The apron 16 overhangs the uppermost part of the post 22a and is tautly supported at its outer perimeter with a belowground stake 31. The apron, in order to provide a soft but rigid structure, is supported on a plywood-type base 19 with an intermediate layer of foam rubber 17.
Referring again to FIG. 1 it is noted that the segments of the green 10 have a like-number notation thereon. In this embodiment the flagstick 20 is approximately centrally located hence the segments that surround the flagstick are of equal distance from the flagstick, and so on to the outer segments. In the configuration of FIG. 1, although 35 segments are shown, there are only seven locations given; a hole in one at the base of 20, 1 to 5 distances from the flagstick 20 and ST6, the sand trap.
It can be appreciated that a ball hitting in a segment having as a location a "hole in one" or 1 through 6 will register at a remote or removed location as a hole in one or a respective distance or as a trapped ball. This is simply accomplished by wiring (not shown) together each switch 25 at the bottom of the hole 24 representing a segment having a like distance or location. The several fixed distances (in this instance 5) are selectively connected to the remote location. Similarly the segment at the base of 20 represents a hole in one and segments ST6a xx n represent given areas of a sand trap. A ball hitting one of these segments will register at the remote location as being a hole in one or in a sand trap. Operation of a display device or register board at the removed or remote location is described in my copending application, Ser. No. 544,304, filed Jan. 27, 1975, now U.S. Pat. No. 3,990,708 which is hereby incorporated by reference.
It will also be readily appreciated that each switch 25 located in the bottom of hole 24 in each segment can be wired separately to a remote indicator board so that the exact segment wherein the ball has landed can be indicated.
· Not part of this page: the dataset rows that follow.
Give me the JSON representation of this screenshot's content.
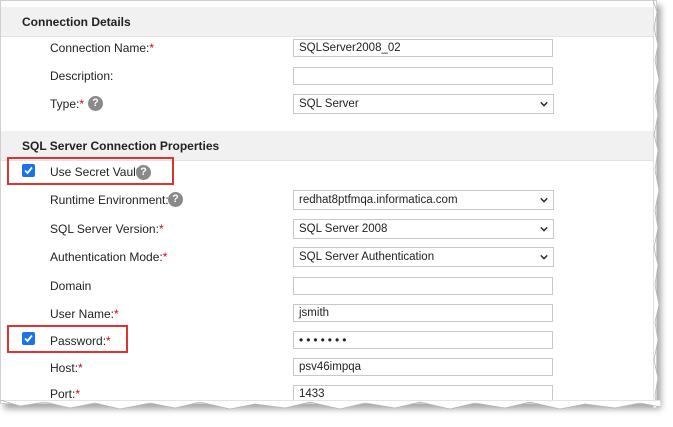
{
  "sections": {
    "connection_details": "Connection Details",
    "sql_server_props": "SQL Server Connection Properties"
  },
  "fields": {
    "connection_name": {
      "label": "Connection Name:",
      "required": "*",
      "value": "SQLServer2008_02"
    },
    "description": {
      "label": "Description:",
      "value": ""
    },
    "type": {
      "label": "Type:",
      "required": "*",
      "value": "SQL Server"
    },
    "use_secret_vault": {
      "label": "Use Secret Vault",
      "checked": true
    },
    "runtime_environment": {
      "label": "Runtime Environment:",
      "required": "*",
      "value": "redhat8ptfmqa.informatica.com"
    },
    "sql_server_version": {
      "label": "SQL Server Version:",
      "required": "*",
      "value": "SQL Server 2008"
    },
    "authentication_mode": {
      "label": "Authentication Mode:",
      "required": "*",
      "value": "SQL Server Authentication"
    },
    "domain": {
      "label": "Domain",
      "value": ""
    },
    "user_name": {
      "label": "User Name:",
      "required": "*",
      "value": "jsmith"
    },
    "password": {
      "label": "Password:",
      "required": "*",
      "value": "•••••••",
      "checked": true
    },
    "host": {
      "label": "Host:",
      "required": "*",
      "value": "psv46impqa"
    },
    "port": {
      "label": "Port:",
      "required": "*",
      "value": "1433"
    }
  },
  "icons": {
    "help": "question-mark-circle-icon",
    "dropdown": "chevron-down-icon",
    "checkbox": "checkmark-icon"
  },
  "colors": {
    "required": "#d4001a",
    "checkbox": "#1a73e8",
    "highlight": "#e0322f"
  }
}
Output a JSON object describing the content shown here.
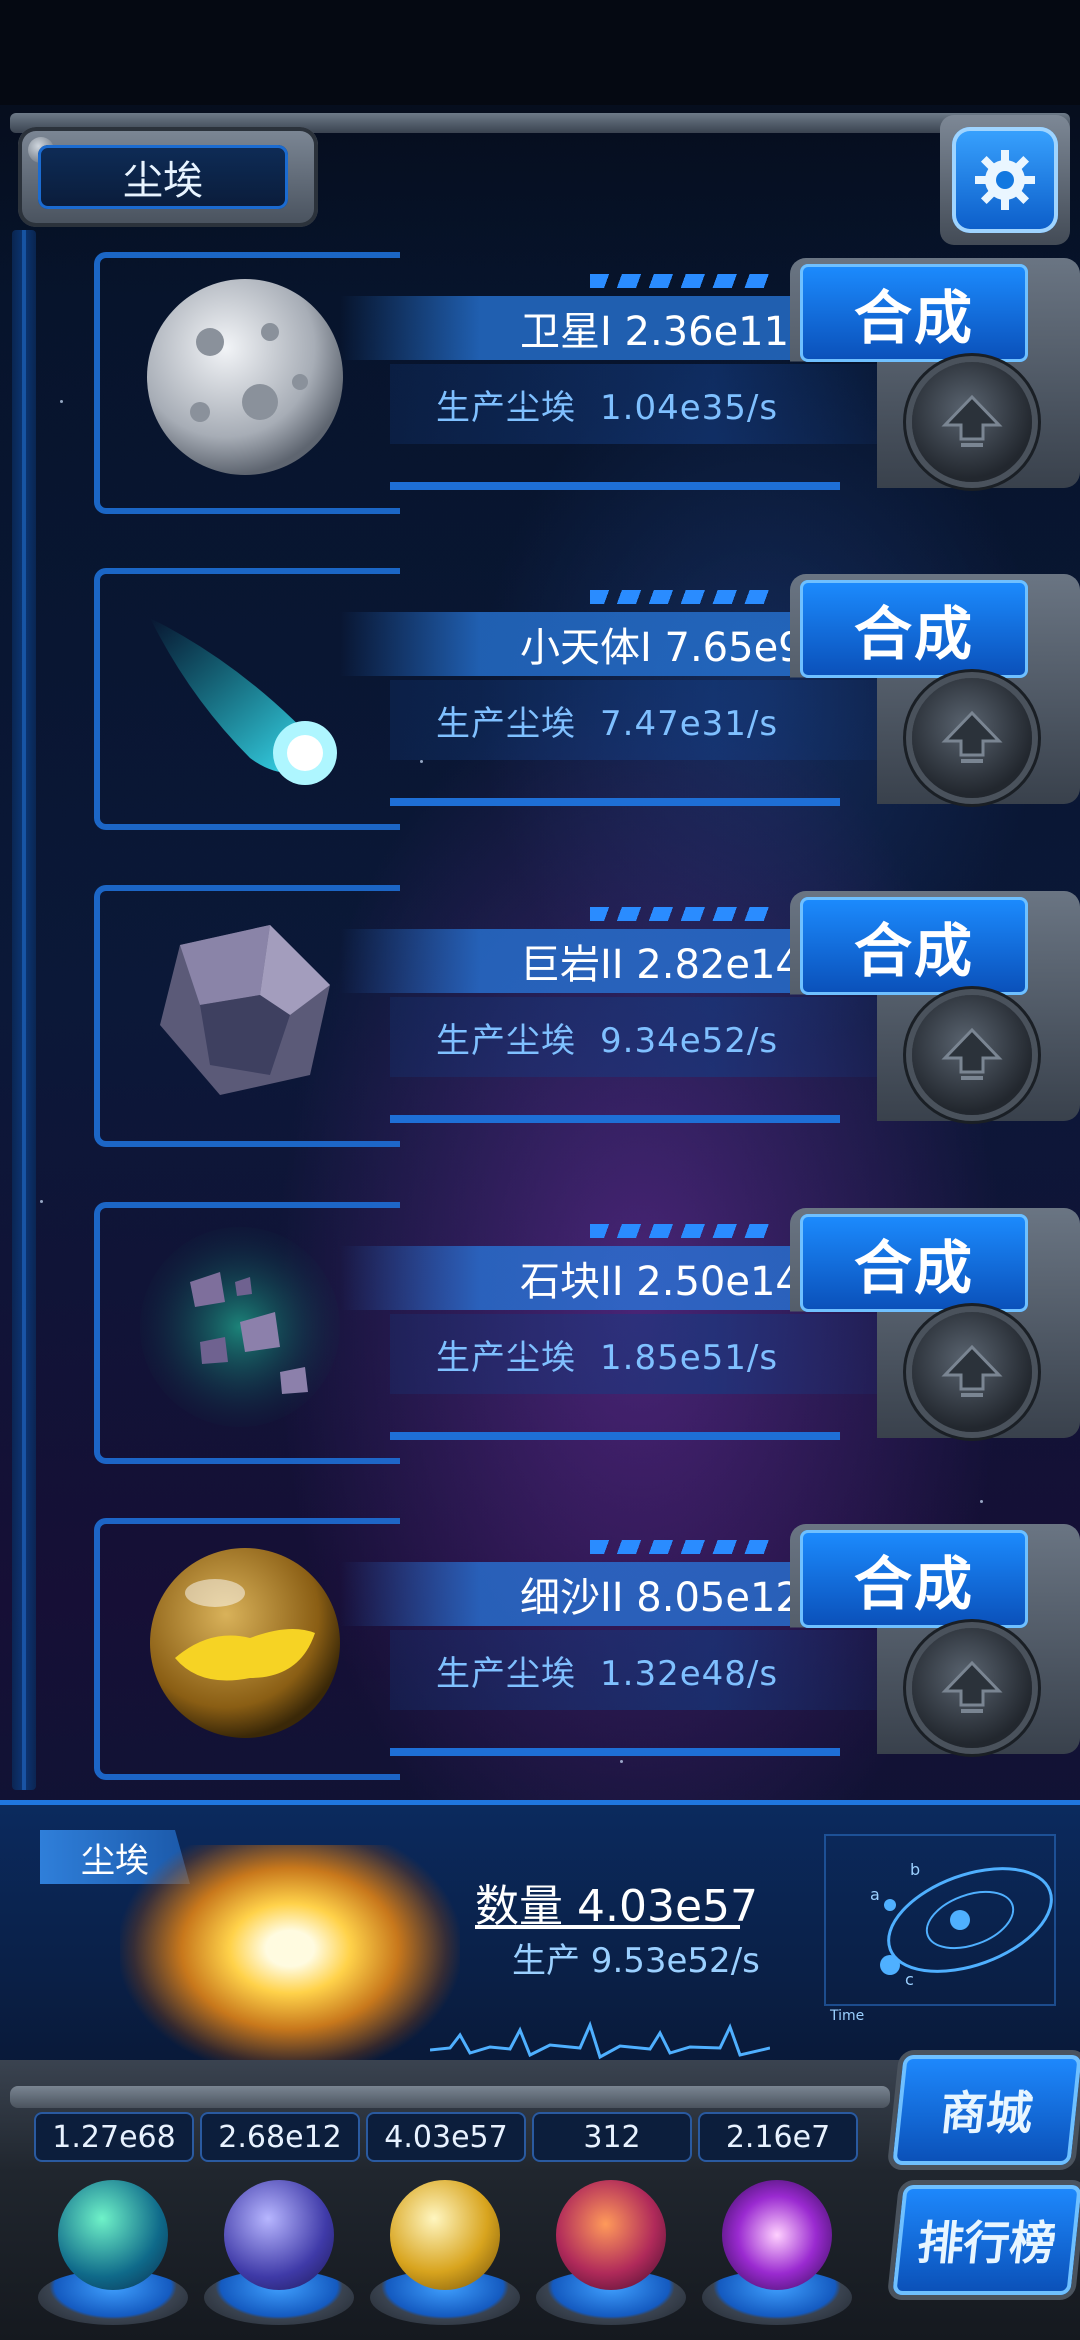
{
  "header": {
    "title": "尘埃"
  },
  "cards": [
    {
      "name": "卫星I 2.36e11",
      "prod_label": "生产尘埃",
      "prod_value": "1.04e35/s",
      "combine_label": "合成"
    },
    {
      "name": "小天体I 7.65e9",
      "prod_label": "生产尘埃",
      "prod_value": "7.47e31/s",
      "combine_label": "合成"
    },
    {
      "name": "巨岩II 2.82e14",
      "prod_label": "生产尘埃",
      "prod_value": "9.34e52/s",
      "combine_label": "合成"
    },
    {
      "name": "石块II 2.50e14",
      "prod_label": "生产尘埃",
      "prod_value": "1.85e51/s",
      "combine_label": "合成"
    },
    {
      "name": "细沙II 8.05e12",
      "prod_label": "生产尘埃",
      "prod_value": "1.32e48/s",
      "combine_label": "合成"
    }
  ],
  "dust_panel": {
    "tag": "尘埃",
    "quantity": "数量 4.03e57",
    "rate": "生产 9.53e52/s",
    "orbit_labels": [
      "a",
      "b",
      "c",
      "Time"
    ]
  },
  "dock": {
    "resources": [
      "1.27e68",
      "2.68e12",
      "4.03e57",
      "312",
      "2.16e7"
    ],
    "slots": [
      "atom-orb",
      "lightning-orb",
      "dust-orb",
      "brain-orb",
      "vortex-orb"
    ]
  },
  "buttons": {
    "shop": "商城",
    "rank": "排行榜"
  },
  "colors": {
    "accent": "#1e8aff",
    "panel": "#0b2a5e",
    "text": "#ffffff",
    "subtext": "#7fc0ff"
  }
}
Although certain and specific embodiments have been shown and described it is understood that modifications and departure may be made without departing from the spirit and scope of the invention.